Odessa Barb – Pethis padamya
Origin / Habitat: Indonesia, Sumatra
Care Level: Easy
Size: 3 inches (8 cm)
pH: 6 – 7
Temperature: 70°F – 78°F (21°C – 26°C)
Water Hardness: 2° to 10° dH
The Odessa Barb, Pethis padamya, can rival the colors of many saltwater species. Odessa Barbs are considered hardy and will tolerate a wide range of water parameters but will thrive in well-planted tanks that are slightly on the acidic side of the pH range.
The male Odessa Barbs are usually the more colorful ones while the females become plumper when developing eggs. Females are larger but the males develop more coloration as they mature.
Aquarium Size: At least 10 gallons for one – you’ll need a larger tank when keeping multiples.
Odessa Barb Tank Mates: Slow swimming fish and fish with larger fins may make an attractive nipping target for this Barb.
Tank Region: This is a relatively fast-swimming fish that will roam all over, but mostly stays in the middle region of the tank.
Temperament: The Odessa Barb can be aggressive with other Odessa barbs. You might see some territorial aggression or tests of dominance among the males. They may also nip at slower moving fish with larger fins.
These little battles shouldn’t last long and they really should not be cause for concern. If it gets out of hand though, be prepared to separate the weaker fish. The Odessa Barb should play nicely with the other fish in the tank but watch for fin nipping. Fin nipping may be diminished if you keep a school of Odessa Barbs.
Caring For the Odessa Barb
Feeding: Odessa Barbs are omnivores and will accept flake, freeze-dried and as with most other fish giving them some live or frozen fish food occasionally will reward you with greater coloration and lots of activity. Vary their diet but try to give your Odessa Barb a good quality flake food as the main source of their nutrition.

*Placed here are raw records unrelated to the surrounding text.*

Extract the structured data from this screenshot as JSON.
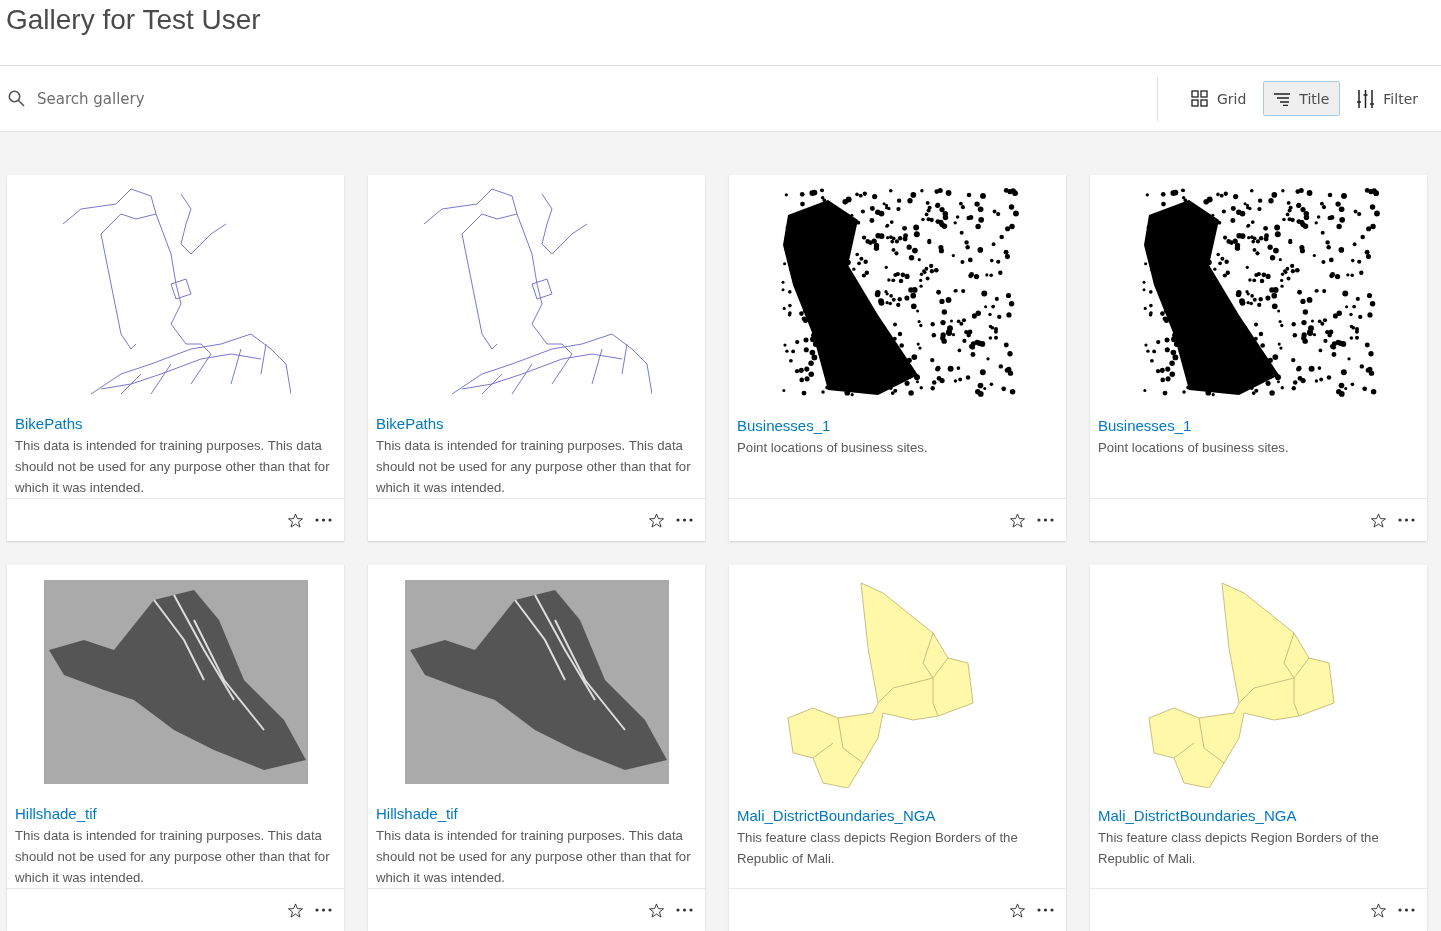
{
  "title": "Gallery for Test User",
  "search": {
    "placeholder": "Search gallery"
  },
  "view_buttons": [
    {
      "label": "Grid",
      "kind": "grid",
      "selected": false
    },
    {
      "label": "Title",
      "kind": "sort",
      "selected": true
    },
    {
      "label": "Filter",
      "kind": "filter",
      "selected": false
    }
  ],
  "items": [
    {
      "title": "BikePaths",
      "description": "This data is intended for training purposes. This data should not be used for any purpose other than that for which it was intended.",
      "kind": "lines"
    },
    {
      "title": "BikePaths",
      "description": "This data is intended for training purposes. This data should not be used for any purpose other than that for which it was intended.",
      "kind": "lines"
    },
    {
      "title": "Businesses_1",
      "description": "Point locations of business sites.",
      "kind": "points"
    },
    {
      "title": "Businesses_1",
      "description": "Point locations of business sites.",
      "kind": "points"
    },
    {
      "title": "Hillshade_tif",
      "description": "This data is intended for training purposes. This data should not be used for any purpose other than that for which it was intended.",
      "kind": "hillshade"
    },
    {
      "title": "Hillshade_tif",
      "description": "This data is intended for training purposes. This data should not be used for any purpose other than that for which it was intended.",
      "kind": "hillshade"
    },
    {
      "title": "Mali_DistrictBoundaries_NGA",
      "description": "This feature class depicts Region Borders of the Republic of Mali.",
      "kind": "polygons"
    },
    {
      "title": "Mali_DistrictBoundaries_NGA",
      "description": "This feature class depicts Region Borders of the Republic of Mali.",
      "kind": "polygons"
    }
  ]
}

Breeding: An egg scatterer, it can be difficult, if not impossible, to breed in a community aquarium. A bare bottom breeding tank will increase your chance of success as well as a slightly lower pH. Remove the adults after they have dropped and fertilized the eggs.
It should take 3 to 5 days for the eggs to hatch. Be ready to feed them infusoria for the first few weeks and then baby brine shrimp. Frequent partial water changes (daily) are required during the grow-out stages as well.
Lifespan: 3 years or more
Photo: SanYow Su
Written by: Walter Kelly Crews